**Exercise:** Find every line in the records that holds the string "name". Copy each one.

(Entries from a dataset of interfaces)
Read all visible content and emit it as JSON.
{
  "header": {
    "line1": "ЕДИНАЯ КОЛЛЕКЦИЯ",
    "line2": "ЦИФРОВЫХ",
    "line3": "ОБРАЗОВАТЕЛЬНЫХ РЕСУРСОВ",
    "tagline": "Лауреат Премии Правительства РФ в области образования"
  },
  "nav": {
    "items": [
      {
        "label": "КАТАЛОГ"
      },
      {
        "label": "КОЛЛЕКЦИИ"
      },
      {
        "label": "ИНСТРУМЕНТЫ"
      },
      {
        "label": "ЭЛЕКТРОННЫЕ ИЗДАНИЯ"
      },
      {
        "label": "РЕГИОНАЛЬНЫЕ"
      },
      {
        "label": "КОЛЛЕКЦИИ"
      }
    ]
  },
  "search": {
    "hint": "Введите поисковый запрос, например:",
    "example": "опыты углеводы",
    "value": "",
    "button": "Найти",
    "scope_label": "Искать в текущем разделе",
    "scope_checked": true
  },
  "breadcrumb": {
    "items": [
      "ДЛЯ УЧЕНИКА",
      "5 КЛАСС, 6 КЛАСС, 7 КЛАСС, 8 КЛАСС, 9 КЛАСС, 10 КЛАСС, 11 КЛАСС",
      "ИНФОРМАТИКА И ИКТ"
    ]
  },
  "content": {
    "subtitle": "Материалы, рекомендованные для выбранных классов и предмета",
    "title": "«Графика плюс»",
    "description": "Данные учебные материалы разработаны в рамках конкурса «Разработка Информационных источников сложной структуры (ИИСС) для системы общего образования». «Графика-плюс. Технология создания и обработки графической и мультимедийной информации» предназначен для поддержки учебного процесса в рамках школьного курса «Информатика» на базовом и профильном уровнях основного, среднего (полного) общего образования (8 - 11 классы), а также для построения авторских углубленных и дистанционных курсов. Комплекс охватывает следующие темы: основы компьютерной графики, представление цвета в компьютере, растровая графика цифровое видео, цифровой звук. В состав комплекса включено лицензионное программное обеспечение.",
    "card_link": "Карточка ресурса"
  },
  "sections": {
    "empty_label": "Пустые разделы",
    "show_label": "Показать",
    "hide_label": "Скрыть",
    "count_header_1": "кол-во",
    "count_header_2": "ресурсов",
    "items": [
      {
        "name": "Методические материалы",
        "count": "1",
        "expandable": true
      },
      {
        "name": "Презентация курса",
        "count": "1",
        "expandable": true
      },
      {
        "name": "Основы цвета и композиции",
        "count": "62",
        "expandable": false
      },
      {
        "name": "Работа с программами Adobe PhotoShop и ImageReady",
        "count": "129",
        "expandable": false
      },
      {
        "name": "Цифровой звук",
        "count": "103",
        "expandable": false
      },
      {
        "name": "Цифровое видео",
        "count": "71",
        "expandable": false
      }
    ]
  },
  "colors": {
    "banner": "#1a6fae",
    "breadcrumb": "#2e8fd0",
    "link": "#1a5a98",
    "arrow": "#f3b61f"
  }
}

**Result:**
        "name": "Методические материалы",
        "name": "Презентация курса",
        "name": "Основы цвета и композиции",
        "name": "Работа с программами Adobe PhotoShop и ImageReady",
        "name": "Цифровой звук",
        "name": "Цифровое видео",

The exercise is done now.